Required action:
Within the records below, how many lines hold the string "HAPPY"? State that number and nothing else.

::: Records for this exercise :::

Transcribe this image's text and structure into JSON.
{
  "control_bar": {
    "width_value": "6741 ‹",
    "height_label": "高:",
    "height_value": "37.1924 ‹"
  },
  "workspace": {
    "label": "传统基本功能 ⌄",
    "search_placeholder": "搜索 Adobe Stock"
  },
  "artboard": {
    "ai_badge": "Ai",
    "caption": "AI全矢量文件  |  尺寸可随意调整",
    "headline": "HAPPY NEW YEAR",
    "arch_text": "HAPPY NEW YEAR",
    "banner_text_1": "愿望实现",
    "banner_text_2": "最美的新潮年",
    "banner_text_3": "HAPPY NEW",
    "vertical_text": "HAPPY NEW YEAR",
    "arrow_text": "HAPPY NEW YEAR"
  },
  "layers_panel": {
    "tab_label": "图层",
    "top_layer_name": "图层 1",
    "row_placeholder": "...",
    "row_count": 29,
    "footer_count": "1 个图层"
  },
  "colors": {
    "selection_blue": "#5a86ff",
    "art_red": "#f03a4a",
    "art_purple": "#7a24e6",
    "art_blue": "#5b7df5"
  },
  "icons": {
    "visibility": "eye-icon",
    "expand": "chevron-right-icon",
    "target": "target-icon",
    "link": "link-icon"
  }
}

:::

Response area:
5